_Raw data_:

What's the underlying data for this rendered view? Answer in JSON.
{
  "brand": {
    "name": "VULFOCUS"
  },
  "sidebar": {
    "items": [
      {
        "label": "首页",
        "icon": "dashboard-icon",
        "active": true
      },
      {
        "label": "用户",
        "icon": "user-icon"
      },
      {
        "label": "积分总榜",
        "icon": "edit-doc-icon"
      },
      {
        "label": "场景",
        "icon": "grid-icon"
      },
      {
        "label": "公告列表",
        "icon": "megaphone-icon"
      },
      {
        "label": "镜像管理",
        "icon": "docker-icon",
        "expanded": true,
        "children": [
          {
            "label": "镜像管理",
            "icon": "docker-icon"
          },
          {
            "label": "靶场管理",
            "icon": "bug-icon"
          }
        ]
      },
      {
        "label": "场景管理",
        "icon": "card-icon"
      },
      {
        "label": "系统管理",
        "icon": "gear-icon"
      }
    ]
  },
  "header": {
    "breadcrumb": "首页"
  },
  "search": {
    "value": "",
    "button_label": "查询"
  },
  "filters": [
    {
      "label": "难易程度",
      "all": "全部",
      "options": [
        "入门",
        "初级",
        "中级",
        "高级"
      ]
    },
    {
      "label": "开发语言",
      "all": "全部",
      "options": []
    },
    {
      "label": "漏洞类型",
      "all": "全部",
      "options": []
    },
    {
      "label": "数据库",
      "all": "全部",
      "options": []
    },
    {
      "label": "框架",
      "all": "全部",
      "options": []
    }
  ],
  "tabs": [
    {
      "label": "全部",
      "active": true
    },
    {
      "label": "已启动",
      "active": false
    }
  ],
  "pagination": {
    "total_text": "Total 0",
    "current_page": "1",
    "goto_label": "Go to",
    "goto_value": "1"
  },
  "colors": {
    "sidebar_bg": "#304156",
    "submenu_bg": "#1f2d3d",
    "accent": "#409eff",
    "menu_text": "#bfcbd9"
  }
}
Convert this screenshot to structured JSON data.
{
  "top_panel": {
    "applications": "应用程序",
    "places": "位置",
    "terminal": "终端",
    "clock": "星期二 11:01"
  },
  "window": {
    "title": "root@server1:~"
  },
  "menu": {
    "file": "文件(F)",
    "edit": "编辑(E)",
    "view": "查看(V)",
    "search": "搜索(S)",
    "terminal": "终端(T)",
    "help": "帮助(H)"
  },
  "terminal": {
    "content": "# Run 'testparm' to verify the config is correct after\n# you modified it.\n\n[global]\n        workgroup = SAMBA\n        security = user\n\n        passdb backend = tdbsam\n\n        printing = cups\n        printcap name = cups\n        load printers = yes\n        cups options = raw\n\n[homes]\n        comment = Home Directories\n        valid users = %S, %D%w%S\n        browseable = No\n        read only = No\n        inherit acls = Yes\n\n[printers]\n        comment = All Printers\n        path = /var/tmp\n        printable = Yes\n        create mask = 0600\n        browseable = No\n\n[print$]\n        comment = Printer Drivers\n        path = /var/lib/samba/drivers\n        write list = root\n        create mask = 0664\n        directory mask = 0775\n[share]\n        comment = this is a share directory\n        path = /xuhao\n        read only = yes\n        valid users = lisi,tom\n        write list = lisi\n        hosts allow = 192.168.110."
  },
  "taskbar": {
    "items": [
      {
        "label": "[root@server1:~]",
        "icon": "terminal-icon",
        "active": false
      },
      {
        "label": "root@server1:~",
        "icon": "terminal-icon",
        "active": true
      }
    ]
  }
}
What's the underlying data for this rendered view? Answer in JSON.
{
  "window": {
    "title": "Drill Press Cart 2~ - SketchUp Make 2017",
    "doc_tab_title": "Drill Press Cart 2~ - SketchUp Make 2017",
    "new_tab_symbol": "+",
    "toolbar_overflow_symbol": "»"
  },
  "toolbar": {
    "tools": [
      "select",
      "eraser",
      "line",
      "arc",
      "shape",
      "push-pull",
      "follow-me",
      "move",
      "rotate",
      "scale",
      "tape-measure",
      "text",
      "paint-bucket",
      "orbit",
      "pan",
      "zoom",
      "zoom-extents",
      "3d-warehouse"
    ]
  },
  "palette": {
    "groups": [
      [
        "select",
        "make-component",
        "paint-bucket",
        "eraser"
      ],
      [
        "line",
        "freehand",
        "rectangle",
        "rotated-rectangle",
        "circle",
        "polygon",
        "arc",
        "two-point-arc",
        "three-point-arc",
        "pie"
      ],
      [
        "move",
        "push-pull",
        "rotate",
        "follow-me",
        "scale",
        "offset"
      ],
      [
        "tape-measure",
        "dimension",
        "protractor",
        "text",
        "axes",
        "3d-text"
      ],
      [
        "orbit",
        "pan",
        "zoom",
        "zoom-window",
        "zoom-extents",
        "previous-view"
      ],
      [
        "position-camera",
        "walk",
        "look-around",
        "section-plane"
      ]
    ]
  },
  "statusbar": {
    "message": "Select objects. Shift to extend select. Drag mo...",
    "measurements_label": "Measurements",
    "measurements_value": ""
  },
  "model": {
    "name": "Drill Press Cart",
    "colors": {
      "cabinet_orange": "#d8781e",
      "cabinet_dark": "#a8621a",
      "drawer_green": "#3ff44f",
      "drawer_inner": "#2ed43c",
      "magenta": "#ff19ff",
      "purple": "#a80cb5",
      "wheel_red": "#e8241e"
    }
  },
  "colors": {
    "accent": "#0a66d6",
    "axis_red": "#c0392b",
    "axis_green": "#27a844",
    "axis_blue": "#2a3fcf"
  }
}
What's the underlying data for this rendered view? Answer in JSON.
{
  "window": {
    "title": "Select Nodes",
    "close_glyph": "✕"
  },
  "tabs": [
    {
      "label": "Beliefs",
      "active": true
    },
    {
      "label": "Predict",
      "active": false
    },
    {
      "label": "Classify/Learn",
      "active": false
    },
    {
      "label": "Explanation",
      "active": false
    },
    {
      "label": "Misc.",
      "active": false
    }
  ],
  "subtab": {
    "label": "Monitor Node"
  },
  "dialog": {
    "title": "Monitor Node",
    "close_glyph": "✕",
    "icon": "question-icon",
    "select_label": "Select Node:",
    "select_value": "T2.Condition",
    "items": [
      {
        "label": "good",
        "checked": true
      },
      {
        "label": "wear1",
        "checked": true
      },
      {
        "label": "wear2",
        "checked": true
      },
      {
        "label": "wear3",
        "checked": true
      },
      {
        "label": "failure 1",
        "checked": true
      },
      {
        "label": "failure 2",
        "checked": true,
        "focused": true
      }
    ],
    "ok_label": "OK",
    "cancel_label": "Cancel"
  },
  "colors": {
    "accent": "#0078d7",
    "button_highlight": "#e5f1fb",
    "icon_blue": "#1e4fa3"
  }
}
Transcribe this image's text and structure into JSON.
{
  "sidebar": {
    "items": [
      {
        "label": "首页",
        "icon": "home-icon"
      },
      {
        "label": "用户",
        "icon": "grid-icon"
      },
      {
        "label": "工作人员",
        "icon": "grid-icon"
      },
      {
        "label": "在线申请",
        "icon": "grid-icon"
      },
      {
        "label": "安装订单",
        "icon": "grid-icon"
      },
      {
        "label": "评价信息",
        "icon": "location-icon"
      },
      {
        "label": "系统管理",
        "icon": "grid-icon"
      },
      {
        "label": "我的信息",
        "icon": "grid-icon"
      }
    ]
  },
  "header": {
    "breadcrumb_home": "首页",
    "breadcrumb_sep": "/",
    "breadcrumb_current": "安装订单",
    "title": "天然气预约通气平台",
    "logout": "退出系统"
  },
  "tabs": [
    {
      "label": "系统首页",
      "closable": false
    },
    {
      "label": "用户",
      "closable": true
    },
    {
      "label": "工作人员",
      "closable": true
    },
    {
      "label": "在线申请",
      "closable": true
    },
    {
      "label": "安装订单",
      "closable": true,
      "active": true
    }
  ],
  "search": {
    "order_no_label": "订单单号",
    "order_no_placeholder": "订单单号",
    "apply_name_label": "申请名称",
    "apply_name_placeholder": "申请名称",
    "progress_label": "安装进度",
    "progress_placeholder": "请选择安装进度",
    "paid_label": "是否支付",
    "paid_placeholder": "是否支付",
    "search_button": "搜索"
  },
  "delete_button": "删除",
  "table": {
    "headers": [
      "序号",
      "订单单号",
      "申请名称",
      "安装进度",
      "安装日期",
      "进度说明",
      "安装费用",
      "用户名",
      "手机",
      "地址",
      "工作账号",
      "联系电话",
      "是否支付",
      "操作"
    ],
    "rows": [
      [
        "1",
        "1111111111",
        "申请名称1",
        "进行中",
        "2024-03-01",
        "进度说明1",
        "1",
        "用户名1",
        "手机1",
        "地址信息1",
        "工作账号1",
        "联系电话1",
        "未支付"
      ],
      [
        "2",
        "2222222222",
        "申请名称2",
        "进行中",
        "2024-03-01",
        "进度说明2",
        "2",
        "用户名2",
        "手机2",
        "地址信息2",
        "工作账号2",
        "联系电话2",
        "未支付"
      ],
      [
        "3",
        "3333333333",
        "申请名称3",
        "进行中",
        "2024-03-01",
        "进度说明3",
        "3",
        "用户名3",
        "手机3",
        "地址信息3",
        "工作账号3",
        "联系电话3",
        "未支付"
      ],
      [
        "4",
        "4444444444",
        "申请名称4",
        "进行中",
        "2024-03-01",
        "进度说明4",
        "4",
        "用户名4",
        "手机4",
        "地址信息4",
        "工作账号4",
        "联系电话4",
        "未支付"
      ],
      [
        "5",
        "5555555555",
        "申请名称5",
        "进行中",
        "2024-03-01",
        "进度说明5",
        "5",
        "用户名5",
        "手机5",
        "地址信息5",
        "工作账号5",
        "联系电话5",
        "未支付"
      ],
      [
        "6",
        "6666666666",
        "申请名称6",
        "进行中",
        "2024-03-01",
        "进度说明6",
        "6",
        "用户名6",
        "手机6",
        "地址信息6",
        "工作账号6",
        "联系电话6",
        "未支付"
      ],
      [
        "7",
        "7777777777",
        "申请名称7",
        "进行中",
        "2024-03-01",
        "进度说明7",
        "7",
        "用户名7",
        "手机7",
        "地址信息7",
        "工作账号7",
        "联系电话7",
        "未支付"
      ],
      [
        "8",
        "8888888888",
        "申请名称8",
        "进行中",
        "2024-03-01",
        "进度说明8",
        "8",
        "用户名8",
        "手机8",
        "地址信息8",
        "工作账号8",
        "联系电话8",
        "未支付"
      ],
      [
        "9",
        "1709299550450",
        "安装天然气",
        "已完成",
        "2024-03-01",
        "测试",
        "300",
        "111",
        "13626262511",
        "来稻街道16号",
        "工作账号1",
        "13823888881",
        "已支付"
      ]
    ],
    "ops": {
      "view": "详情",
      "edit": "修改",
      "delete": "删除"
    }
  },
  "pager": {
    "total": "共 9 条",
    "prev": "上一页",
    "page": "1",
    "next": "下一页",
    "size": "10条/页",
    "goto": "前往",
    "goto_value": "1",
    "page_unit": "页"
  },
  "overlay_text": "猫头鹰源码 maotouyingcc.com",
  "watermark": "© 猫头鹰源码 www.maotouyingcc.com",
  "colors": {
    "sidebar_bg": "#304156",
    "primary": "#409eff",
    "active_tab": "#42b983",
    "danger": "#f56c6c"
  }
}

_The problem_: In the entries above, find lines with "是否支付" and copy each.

_Response below_:
    "paid_label": "是否支付",
    "paid_placeholder": "是否支付",
      "是否支付",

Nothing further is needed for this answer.